Royal Navy ignored their own safety rules in the Irish Sea…

After four crew of a Scottish fishing vessel was drowned when their ship was capsized by a Royal Navy submarine, stringent measure were put in place. Measures which seem to have been subsquently ignored:

BBCNI News reports:

Fifteen miles off Ardglass, the Karen had its nets caught and was dragged backwards for 30 seconds last April. It had four crew on board when it almost capsized and was only saved when its net snapped.

The report continues:

The Royal Navy had shown “reluctance to fully engage” in the investigation and that had delayed the report. It was five months before the Royal Navy confirmed one of its submarines had been involved and 10 months before it provided evidence to the inquiry.

The report found the submarine had concluded that the Karen was a merchant vessel and it could pass under it safely. That was because it did not hear the sonar noise associated with trawling.

It did not know it had snagged the Karen until three hours later and so did not surface immediately to help.

The command team had “assessed that the majority of shipping contacts in the area were merchant vessels”. In fact, most were trawlers, something the inquiry said was “predictable” and should have been identified as a risk.

  • Kevin Breslin

    To make a point of order … the four were nearly drowned for what it matters.

  • Katyusha

    One of the things which struck me about this incident was how the media immediately launched into a “blame the Russians” tirade, and took the incident as evidence of Russian submarines monitoring joint naval exercises. The flimsy logic leading to this conclusion was “If it was an Allied submarine, it would have stopped and surfaced”. Must be the nasty Russians then; at least the British would have had the good manners to stop.

    Or maybe not. It turns out it’s not so unusual.

    Now, I can accept that the submarine crew could have missed that they had snagged, and almost destroyed and sank a fishing boat. Naval history is replete with accidents caused by misunderstandings, miscommunication and the like. But what can’t really be excused is a) the Navy’s initial denials that they had any vessels in the area, and b) the fact it took them five months to even confirm that one of their vessels had been involved.

    The people need to be able to trust the Navy, that the Navy is actually present for the protection of civilians, rather than treating civilians as disposable or of negligible importance in some ridiculous sham war with the Russians. If the Navy isn’t there to protect civilians, including (especially) those of us at sea, then what is its purpose?

    Then again, given that the Royal Navy lacks the patrol boats and aircraft to properly patrol Britain’s coastline, and the pattern of spending on new procurement for the Naval fleet, the question of what the government views as the priorities of the Navy is an interesting one.

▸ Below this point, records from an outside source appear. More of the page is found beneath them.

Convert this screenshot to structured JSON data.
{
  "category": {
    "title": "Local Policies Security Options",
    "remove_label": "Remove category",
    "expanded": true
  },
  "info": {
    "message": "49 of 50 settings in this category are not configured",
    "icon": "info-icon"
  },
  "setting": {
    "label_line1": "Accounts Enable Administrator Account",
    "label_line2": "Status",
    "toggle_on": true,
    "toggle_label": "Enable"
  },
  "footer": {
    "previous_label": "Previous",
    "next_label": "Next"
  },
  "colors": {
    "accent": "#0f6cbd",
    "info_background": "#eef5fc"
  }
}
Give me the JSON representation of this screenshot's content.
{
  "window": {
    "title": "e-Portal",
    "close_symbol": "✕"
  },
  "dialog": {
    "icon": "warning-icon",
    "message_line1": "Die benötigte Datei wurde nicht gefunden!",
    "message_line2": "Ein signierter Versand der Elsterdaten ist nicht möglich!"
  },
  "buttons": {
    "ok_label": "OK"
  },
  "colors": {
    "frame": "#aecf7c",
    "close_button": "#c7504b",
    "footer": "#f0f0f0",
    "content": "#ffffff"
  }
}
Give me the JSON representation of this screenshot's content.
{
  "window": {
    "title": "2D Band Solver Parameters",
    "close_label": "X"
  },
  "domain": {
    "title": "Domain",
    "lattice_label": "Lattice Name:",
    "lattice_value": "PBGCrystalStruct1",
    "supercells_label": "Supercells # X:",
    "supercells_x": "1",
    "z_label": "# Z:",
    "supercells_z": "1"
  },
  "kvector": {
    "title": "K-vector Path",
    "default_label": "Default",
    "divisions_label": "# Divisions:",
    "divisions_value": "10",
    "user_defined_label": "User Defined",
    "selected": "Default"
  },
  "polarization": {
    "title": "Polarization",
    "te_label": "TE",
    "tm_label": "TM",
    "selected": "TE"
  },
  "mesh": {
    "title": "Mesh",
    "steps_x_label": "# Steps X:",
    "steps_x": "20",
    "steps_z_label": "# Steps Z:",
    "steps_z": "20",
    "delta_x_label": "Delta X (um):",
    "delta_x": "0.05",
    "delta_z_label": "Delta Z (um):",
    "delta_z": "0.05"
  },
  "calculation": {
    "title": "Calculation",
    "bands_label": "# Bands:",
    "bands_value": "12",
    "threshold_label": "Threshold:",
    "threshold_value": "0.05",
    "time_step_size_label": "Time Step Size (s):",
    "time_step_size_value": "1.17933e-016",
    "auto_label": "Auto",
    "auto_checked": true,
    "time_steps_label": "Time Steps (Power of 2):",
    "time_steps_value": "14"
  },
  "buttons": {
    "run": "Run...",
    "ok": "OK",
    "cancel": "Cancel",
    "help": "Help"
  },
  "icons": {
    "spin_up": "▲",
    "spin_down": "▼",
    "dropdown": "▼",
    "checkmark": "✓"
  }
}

  • Reader

    Katyusha: …at least the British would have had the good manners to stop.
    A bit of googling on that list suggests the British were rather more reliable than the Americans and Russians in that respect.

  • John Collins

    Are you saying that makes this behaviour OK’

  • Reader

    Of course it is not OK. A few days’ delay for operational security reasons wouild make sense; but it is hard on the families. A blanket denial is inexcusable.
    However, digging through the link provided by Katyusha, and a bit of googling – makes it clear that there is a tendency to blame absolutely everything on the Brits as the default option. Trawling is dangerous.

  • Jams O’Donnell

    Made even more dangerous by arrogant submariners, lying UK Admiralty and shoot from the hip UK journalists.